Despite the popularity of swapping office chairs for stability balls, there’s no evidence it offers health or fitness benefits; and there’s some evidence for negative consequences.
Enthusiasts say ball-sitting activates core muscles, boosting core strength, endurance, and stability. But research evidence doesn’t support this claim. One study found no difference in activation of 14 different muscles between sitting on a ball vs. a wooden stool; spinal posture, loads and overall stability were also unaffected.
Another study found no significant differences in muscle activation or posture with ball sitting, but participants reported increased levels of discomfort compared to sitting in an office chair.
In addition, there are safety concerns regarding ball-sitting at work.
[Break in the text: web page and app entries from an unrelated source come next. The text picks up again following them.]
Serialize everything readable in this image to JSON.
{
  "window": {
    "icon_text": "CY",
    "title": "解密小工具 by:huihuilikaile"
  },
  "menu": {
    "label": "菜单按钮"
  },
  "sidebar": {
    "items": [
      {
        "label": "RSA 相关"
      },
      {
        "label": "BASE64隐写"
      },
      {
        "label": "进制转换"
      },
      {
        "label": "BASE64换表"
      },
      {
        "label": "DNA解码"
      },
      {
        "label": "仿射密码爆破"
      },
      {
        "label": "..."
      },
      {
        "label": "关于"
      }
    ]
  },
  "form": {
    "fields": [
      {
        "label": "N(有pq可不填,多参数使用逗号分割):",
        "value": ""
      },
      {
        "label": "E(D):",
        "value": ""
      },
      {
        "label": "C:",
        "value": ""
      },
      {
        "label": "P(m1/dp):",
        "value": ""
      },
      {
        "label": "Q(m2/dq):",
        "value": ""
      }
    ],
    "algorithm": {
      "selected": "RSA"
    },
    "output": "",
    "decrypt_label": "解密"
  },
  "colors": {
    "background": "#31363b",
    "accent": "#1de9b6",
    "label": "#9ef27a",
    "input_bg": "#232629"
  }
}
Sitting for extended periods without back support can cause quite a bit of strain and discomfort; because balls are an unstable surface, users can fall off; stability balls have also been known to pop and deflate without warning.
I recommend using a chair at the office and saving the stability ball for your core workout at home or at the gym. Before training the core, get some instruction from a certified fitness professional to ensure proper technique.
Whether you choose to use a stability ball or a chair at your desk, adjust the height to meet basic ergonomic guidelines for comfort and safety; for details, check out OSHA.